Exercise brief> Reproduce the entries so that every line matches the original exactly.

Dataset content>

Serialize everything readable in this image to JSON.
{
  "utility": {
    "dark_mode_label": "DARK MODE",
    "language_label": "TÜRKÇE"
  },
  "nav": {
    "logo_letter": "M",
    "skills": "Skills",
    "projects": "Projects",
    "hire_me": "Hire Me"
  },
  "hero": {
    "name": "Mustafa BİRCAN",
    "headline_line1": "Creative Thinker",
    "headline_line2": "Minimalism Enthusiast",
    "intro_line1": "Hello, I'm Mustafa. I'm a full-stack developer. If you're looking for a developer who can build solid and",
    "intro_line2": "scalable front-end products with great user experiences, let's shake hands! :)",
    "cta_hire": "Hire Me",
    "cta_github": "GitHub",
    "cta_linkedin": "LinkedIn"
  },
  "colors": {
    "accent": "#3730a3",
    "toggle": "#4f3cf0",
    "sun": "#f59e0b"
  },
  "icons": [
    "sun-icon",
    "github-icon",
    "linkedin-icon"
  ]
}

Expected output>
Serialize everything readable in this image to JSON.
{
  "utility": {
    "dark_mode_label": "DARK MODE",
    "language_label": "TÜRKÇE"
  },
  "nav": {
    "logo_letter": "M",
    "skills": "Skills",
    "projects": "Projects",
    "hire_me": "Hire Me"
  },
  "hero": {
    "name": "Mustafa BİRCAN",
    "headline_line1": "Creative Thinker",
    "headline_line2": "Minimalism Enthusiast",
    "intro_line1": "Hello, I'm Mustafa. I'm a full-stack developer. If you're looking for a developer who can build solid and",
    "intro_line2": "scalable front-end products with great user experiences, let's shake hands! :)",
    "cta_hire": "Hire Me",
    "cta_github": "GitHub",
    "cta_linkedin": "LinkedIn"
  },
  "colors": {
    "accent": "#3730a3",
    "toggle": "#4f3cf0",
    "sun": "#f59e0b"
  },
  "icons": [
    "sun-icon",
    "github-icon",
    "linkedin-icon"
  ]
}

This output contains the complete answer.